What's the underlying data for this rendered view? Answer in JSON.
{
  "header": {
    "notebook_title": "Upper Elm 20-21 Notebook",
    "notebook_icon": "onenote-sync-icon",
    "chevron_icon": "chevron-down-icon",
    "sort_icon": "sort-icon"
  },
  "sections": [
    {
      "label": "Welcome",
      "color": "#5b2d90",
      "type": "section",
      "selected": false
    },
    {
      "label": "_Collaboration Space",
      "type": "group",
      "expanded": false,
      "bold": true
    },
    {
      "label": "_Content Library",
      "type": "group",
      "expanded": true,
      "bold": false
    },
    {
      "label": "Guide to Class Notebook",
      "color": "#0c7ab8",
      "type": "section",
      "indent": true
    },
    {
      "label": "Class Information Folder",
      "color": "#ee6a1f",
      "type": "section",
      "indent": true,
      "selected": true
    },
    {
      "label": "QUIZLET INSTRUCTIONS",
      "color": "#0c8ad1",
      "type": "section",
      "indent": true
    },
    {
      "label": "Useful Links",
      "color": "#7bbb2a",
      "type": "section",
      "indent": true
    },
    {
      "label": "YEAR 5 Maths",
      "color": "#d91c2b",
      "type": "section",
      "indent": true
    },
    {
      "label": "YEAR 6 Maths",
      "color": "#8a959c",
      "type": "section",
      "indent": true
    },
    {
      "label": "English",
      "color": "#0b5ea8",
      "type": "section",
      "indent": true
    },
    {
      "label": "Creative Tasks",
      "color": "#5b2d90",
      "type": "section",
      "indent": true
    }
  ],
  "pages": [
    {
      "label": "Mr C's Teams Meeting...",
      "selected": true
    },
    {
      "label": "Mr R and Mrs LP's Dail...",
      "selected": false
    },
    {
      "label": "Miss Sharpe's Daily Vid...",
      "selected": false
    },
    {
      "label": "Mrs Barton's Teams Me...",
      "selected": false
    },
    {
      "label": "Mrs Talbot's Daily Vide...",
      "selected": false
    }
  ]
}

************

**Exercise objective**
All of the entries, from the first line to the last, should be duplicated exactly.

**Solution to the problem**
What's the underlying data for this rendered view? Answer in JSON.
{
  "header": {
    "notebook_title": "Upper Elm 20-21 Notebook",
    "notebook_icon": "onenote-sync-icon",
    "chevron_icon": "chevron-down-icon",
    "sort_icon": "sort-icon"
  },
  "sections": [
    {
      "label": "Welcome",
      "color": "#5b2d90",
      "type": "section",
      "selected": false
    },
    {
      "label": "_Collaboration Space",
      "type": "group",
      "expanded": false,
      "bold": true
    },
    {
      "label": "_Content Library",
      "type": "group",
      "expanded": true,
      "bold": false
    },
    {
      "label": "Guide to Class Notebook",
      "color": "#0c7ab8",
      "type": "section",
      "indent": true
    },
    {
      "label": "Class Information Folder",
      "color": "#ee6a1f",
      "type": "section",
      "indent": true,
      "selected": true
    },
    {
      "label": "QUIZLET INSTRUCTIONS",
      "color": "#0c8ad1",
      "type": "section",
      "indent": true
    },
    {
      "label": "Useful Links",
      "color": "#7bbb2a",
      "type": "section",
      "indent": true
    },
    {
      "label": "YEAR 5 Maths",
      "color": "#d91c2b",
      "type": "section",
      "indent": true
    },
    {
      "label": "YEAR 6 Maths",
      "color": "#8a959c",
      "type": "section",
      "indent": true
    },
    {
      "label": "English",
      "color": "#0b5ea8",
      "type": "section",
      "indent": true
    },
    {
      "label": "Creative Tasks",
      "color": "#5b2d90",
      "type": "section",
      "indent": true
    }
  ],
  "pages": [
    {
      "label": "Mr C's Teams Meeting...",
      "selected": true
    },
    {
      "label": "Mr R and Mrs LP's Dail...",
      "selected": false
    },
    {
      "label": "Miss Sharpe's Daily Vid...",
      "selected": false
    },
    {
      "label": "Mrs Barton's Teams Me...",
      "selected": false
    },
    {
      "label": "Mrs Talbot's Daily Vide...",
      "selected": false
    }
  ]
}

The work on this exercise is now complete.